So when the ball is bounced on June 11 - most likely at the MCG for Collingwood v Richmond - Taylor will be in Channel 7's Melbourne studio with McAvaney in a special hub built for him in the City of Churches.
Seven has already declared they will be calling all games remotely when the season resumes with a boundary rider likely to be the only member of the commentary team at the venue.
But the McAvaney situation is a curveball they're determined to work through given the broadcasting icon is the network's voice of football.
His health is the main priority with the 66-year-old diagnosed with leukaemia back in 2015. He didn't publicly reveal his cancer battle until two years later.
"Bruce doesn't want to risk his health and Channel 7 won't risk it," an industry source said.
"It's going to be very challenging to find that chemistry and flow in the call when you're not sitting next to each other.
"Normally they can tap each other or can work off each other's body language.
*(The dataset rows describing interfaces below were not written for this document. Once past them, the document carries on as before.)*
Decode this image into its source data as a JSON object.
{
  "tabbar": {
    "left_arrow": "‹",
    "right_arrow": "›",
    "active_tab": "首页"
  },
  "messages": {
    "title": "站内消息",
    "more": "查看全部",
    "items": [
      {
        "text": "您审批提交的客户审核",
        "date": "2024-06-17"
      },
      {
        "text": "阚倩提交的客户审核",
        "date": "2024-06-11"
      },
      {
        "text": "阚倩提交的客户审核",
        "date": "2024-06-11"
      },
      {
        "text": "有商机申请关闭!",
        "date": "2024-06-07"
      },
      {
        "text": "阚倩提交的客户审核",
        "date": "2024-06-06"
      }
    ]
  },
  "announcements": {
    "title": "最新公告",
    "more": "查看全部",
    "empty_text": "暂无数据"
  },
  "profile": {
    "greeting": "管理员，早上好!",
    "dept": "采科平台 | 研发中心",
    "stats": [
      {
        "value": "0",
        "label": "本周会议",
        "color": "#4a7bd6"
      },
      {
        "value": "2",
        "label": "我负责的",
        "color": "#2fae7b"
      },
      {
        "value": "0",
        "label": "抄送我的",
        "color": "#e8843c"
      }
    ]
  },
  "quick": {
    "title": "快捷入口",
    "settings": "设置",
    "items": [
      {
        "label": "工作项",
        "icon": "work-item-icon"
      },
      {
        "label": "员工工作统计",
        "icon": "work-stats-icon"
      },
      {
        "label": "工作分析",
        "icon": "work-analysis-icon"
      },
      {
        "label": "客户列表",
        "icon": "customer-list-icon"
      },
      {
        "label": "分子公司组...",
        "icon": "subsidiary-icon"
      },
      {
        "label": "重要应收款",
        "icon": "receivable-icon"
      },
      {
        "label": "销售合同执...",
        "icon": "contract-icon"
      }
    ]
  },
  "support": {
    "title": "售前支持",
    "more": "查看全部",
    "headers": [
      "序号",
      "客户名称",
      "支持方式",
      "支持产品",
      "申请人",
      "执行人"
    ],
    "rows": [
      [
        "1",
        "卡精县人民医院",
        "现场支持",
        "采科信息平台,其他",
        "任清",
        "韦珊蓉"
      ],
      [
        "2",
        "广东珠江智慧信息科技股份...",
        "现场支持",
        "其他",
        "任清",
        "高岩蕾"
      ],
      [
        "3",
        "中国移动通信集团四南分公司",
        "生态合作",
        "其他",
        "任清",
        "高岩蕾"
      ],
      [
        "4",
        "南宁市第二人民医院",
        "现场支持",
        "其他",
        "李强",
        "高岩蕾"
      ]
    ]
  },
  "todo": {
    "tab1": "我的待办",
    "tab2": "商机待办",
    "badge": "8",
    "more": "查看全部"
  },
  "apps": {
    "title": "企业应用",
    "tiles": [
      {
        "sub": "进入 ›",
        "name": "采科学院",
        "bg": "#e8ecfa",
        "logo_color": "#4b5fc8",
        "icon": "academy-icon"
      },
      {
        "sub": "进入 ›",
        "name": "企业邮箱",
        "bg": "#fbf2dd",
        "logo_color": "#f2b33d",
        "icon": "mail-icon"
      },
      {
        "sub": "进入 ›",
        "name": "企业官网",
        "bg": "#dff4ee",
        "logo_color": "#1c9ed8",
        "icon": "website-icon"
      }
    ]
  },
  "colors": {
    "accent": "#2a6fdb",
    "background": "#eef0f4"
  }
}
But don't forget, we are talking about two of the best in the business."
McAvaney hinted at the potential issue this week, describing his situation as "tricky".
"I'm in a tricky situation because I probably need to be in South Australia and I'm not sure if I can go to Victoria and come home, at the moment I can't so that's all is to be worked out," McAvaney told SEN.
"There will be different things that will have to be tried and worked out before the first ball is bounced and then we'll see what happens after that.
"Not easy, not easy for sure. The quarantine has made life, albeit necessary from a health point of view, its made life much more complicated."
The Queensland hub games will be called from Melbourne where leading callers Hamish McLachlan, James Brayshaw and Taylor are based along with experts Wayne Carey, Matthew Richardson and Cameron Ling.
New addition Luke Hodge and AFL legend Leigh Matthews both live in Brisbane which is another factor in what is a very complex situation for AFL broadcaster.
Originally published as Commentary hubs tipped for Big Bash